Seeing double when you look in the mirror? It's Look-Alike Day, the beginning of Doppelgänger Week! Doppelgänger, German for "double-goer" or "double-walker," is an apparition of oneself, either real or ghostly, though the word is now also used to mean an alter-ego, mirror image, or a gothic twinning. Though meeting one's doppelgänger has usually been thought of as an ill omen in traditional folklore, the word itself is a relatively recent one from a comedic novel written in 1796 by German author Jean Paul called Siebenkäs! Other more sinister doppelgängers in literature include ones in "William Wilson" by Edgar Allen Poe, Private Memoirs and Confessions of a Justified Sinner by James Hogg, and "The Jolly Corner" by Henry James. Nowadays, Doppelgänger week is an amusing internet meme in which users of social networking websites change their profile picture to that of museum portraits, celebrities, athletes, historical figures, or friends with whom they share a physical resemblance. This tartan participates with its own ghostly double pattern. 👥

Doppelgänger Week, the first week of February, starting on Sunday and ending on Saturday, is an internet game whereby users of social networking websites change their profile pictures to that of celebrities, athletes, historical figures, paintings, or friends with whom they share appearance traits. This internet meme started in 2010.


In fiction and folklore, a doppelgänger (literally "double-goer") is a look-alike or double of a living person, sometimes portrayed as a paranormal phenomenon, and in some traditions as a harbinger of bad luck. In other traditions and stories, One's 'double-goer' is an evil twin.


In Norse mythology, a vardøger is a ghostly double who precedes in time the appearance a living person and is seen performing their actions in advance. 

 

In Breton mythology as well as in Cornish and Norman French folklore, the doppelgänger is a version of the Ankou, a personification of death.


Designed by Carol A.L Martin, this tartan has a ghostly double pattern.

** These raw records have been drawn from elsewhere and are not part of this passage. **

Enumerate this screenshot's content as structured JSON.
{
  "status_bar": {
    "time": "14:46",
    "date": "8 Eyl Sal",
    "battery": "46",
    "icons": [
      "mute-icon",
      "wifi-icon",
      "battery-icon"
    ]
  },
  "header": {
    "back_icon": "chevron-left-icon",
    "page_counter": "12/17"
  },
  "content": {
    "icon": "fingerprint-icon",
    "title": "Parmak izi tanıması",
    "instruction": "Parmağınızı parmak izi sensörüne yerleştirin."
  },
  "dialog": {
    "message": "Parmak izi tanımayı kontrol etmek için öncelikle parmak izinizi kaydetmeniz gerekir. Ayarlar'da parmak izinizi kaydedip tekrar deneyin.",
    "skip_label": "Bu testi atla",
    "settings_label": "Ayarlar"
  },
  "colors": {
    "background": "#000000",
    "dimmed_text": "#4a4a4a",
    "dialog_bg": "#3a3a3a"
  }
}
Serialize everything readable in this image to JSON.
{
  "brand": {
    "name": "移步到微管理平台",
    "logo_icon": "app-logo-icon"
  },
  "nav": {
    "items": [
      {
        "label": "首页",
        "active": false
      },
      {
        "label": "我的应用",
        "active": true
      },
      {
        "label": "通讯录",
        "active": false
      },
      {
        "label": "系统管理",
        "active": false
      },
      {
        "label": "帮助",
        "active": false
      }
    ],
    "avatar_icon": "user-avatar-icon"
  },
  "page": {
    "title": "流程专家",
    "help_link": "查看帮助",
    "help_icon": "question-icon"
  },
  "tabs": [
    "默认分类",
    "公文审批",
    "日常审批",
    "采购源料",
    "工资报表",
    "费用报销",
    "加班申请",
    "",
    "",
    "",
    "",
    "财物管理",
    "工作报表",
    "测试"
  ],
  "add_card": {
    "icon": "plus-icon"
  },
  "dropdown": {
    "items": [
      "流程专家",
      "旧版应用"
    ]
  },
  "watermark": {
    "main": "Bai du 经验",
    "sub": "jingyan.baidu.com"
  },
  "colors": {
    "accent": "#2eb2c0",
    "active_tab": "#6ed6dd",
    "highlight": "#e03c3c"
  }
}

There are many famous accounts of individuals seeing their own doppelgänger.   Click Rossetti's "How They Met Themselves" (1864) for more treatments of the double in literature.